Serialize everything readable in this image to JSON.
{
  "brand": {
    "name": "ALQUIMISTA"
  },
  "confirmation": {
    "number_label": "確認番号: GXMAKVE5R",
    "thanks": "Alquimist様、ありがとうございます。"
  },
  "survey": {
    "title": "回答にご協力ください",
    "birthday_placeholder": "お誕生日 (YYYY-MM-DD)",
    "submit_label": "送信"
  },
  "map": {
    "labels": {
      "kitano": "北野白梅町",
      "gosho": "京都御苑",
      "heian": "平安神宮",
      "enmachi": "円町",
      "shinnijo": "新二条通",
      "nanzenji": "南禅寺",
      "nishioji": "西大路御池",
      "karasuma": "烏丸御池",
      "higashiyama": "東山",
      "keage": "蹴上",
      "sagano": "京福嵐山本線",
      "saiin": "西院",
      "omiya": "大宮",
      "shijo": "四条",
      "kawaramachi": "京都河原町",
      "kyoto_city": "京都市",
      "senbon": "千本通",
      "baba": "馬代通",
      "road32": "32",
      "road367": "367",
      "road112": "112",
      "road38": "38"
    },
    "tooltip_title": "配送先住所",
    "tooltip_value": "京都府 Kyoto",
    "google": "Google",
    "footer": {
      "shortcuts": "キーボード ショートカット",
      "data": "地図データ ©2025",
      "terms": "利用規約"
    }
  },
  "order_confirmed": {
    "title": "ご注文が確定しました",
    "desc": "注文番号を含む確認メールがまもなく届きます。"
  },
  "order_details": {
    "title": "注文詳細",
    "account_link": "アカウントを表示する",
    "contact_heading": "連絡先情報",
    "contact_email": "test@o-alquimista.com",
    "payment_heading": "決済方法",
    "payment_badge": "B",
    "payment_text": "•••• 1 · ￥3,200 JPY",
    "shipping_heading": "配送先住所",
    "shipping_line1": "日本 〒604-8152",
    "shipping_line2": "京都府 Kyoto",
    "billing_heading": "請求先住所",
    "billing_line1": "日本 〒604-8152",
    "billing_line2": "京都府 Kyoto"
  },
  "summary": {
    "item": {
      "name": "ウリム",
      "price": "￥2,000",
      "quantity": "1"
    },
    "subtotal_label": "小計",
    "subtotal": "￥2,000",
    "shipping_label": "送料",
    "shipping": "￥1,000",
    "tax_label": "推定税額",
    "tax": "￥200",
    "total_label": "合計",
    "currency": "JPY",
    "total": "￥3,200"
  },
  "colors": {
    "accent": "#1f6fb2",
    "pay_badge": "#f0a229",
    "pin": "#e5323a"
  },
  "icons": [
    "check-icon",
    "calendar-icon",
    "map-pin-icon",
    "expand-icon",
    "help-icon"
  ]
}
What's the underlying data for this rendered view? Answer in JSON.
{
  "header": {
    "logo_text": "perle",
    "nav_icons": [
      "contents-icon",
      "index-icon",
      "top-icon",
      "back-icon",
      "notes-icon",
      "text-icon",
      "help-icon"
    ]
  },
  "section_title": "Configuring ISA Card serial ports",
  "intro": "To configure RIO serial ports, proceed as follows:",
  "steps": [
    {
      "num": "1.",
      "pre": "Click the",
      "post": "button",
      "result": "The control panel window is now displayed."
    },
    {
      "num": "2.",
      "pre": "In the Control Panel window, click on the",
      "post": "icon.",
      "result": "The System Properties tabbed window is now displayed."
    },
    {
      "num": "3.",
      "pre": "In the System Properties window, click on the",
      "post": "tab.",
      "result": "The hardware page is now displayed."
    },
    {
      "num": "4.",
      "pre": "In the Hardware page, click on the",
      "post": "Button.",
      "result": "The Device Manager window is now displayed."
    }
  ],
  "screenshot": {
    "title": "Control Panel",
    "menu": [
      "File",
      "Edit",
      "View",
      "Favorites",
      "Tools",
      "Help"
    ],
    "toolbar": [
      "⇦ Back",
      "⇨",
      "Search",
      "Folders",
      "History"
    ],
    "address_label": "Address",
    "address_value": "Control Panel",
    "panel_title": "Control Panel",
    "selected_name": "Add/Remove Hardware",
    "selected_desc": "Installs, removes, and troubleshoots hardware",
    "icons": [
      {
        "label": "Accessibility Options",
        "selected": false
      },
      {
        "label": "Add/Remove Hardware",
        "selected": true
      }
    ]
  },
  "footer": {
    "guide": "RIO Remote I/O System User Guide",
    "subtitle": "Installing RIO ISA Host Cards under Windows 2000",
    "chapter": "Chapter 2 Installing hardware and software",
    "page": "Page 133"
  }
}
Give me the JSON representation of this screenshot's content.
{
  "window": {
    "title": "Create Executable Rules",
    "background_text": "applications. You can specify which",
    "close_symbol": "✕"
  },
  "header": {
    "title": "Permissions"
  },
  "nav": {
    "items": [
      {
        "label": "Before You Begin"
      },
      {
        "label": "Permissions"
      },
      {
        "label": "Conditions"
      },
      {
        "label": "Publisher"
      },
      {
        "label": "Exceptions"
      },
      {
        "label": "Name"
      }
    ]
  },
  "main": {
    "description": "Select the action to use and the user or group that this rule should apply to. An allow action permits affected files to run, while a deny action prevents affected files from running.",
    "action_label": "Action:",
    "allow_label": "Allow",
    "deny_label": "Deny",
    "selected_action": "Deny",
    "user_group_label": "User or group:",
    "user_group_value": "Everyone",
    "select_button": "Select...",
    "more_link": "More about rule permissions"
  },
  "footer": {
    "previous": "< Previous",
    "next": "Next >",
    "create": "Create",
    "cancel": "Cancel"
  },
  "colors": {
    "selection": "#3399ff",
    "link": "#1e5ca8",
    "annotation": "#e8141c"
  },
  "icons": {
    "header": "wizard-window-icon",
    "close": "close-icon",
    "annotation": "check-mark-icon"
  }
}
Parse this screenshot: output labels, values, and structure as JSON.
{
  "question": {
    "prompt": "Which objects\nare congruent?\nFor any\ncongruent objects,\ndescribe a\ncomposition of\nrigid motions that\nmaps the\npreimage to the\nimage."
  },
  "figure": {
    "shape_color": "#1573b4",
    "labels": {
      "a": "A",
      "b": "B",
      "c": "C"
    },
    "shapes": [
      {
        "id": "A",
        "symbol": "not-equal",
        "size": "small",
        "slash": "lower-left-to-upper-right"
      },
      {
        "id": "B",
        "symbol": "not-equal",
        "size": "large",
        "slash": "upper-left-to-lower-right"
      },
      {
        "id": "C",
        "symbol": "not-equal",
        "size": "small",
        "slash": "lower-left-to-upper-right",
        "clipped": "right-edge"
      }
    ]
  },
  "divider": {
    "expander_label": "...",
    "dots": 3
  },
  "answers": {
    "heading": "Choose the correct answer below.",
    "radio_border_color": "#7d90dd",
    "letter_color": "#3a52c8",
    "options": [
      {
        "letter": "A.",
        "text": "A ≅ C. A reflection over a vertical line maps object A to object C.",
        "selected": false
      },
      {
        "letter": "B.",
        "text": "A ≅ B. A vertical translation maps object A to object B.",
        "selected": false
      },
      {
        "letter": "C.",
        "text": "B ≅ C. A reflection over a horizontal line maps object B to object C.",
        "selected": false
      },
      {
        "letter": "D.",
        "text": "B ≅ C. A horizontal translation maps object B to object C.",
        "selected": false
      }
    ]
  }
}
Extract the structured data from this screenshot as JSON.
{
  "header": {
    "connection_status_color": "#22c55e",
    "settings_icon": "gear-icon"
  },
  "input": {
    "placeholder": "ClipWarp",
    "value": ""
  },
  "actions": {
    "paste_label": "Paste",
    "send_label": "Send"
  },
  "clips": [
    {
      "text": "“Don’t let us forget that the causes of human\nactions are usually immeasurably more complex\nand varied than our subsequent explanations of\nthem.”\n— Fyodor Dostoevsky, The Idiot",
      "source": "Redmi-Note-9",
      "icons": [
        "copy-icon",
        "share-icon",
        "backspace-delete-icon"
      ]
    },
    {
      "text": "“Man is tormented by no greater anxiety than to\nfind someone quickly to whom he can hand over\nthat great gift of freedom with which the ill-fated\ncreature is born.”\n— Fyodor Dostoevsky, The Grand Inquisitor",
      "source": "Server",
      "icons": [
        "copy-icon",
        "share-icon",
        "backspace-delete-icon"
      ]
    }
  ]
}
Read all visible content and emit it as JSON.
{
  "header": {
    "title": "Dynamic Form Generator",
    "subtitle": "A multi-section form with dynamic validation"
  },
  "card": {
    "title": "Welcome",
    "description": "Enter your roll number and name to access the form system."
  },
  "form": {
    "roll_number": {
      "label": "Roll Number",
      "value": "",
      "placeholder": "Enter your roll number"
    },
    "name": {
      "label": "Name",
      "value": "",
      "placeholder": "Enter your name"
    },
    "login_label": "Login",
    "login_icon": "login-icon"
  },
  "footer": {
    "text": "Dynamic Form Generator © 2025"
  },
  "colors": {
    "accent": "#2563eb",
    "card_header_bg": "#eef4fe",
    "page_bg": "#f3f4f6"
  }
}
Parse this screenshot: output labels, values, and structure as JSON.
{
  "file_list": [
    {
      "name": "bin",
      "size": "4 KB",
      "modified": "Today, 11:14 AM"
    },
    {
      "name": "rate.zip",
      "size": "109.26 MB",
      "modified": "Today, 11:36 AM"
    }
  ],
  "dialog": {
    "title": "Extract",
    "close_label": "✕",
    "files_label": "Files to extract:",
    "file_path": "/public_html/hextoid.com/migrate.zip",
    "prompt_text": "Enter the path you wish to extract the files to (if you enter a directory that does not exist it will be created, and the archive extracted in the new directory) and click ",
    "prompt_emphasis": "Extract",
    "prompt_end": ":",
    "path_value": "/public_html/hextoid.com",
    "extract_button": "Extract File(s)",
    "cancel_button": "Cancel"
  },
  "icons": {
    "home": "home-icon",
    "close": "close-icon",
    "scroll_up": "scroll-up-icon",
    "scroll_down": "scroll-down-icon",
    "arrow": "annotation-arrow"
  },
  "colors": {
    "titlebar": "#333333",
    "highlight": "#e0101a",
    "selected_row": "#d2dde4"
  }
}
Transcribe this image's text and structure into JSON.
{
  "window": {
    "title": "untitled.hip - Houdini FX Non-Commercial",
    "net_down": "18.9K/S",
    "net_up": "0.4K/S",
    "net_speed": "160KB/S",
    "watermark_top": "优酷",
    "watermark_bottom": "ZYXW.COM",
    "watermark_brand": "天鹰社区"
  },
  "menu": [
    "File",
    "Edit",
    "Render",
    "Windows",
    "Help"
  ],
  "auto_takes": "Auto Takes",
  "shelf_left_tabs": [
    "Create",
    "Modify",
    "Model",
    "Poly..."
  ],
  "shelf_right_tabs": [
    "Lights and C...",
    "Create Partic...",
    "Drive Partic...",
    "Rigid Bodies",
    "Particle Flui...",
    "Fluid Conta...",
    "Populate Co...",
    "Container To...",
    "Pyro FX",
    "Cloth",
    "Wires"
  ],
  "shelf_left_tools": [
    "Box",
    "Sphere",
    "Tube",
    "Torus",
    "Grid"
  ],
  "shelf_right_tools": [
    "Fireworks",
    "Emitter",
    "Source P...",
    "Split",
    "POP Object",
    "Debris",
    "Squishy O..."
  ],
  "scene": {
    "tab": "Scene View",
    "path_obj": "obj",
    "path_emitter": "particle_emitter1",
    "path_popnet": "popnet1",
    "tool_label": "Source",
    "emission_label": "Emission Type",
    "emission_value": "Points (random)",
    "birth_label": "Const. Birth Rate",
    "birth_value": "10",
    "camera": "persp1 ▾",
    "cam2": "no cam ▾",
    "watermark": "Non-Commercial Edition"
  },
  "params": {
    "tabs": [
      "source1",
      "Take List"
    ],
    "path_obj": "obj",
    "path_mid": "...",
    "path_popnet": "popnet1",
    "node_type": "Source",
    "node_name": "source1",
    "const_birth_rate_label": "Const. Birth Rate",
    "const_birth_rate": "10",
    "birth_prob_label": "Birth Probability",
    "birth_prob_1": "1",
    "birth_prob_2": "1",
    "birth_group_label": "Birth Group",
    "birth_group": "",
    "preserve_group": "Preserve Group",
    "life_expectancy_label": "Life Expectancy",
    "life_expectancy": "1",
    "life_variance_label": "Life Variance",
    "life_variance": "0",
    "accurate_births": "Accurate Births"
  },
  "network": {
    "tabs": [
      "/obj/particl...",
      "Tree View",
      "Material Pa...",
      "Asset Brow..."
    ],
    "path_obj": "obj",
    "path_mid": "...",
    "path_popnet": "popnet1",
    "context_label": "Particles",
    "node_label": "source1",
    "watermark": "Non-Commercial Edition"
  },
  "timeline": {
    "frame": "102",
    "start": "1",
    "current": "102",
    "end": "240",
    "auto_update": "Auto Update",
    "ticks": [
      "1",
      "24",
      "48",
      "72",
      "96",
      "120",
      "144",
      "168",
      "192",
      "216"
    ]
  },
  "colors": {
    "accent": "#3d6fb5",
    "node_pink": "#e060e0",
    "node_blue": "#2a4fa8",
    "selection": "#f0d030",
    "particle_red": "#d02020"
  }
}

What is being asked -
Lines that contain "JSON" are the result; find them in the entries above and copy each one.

Answer box -
Serialize everything readable in this image to JSON.
What's the underlying data for this rendered view? Answer in JSON.
Give me the JSON representation of this screenshot's content.
Parse this screenshot: output labels, values, and structure as JSON.
Extract the structured data from this screenshot as JSON.
Read all visible content and emit it as JSON.
Parse this screenshot: output labels, values, and structure as JSON.
Transcribe this image's text and structure into JSON.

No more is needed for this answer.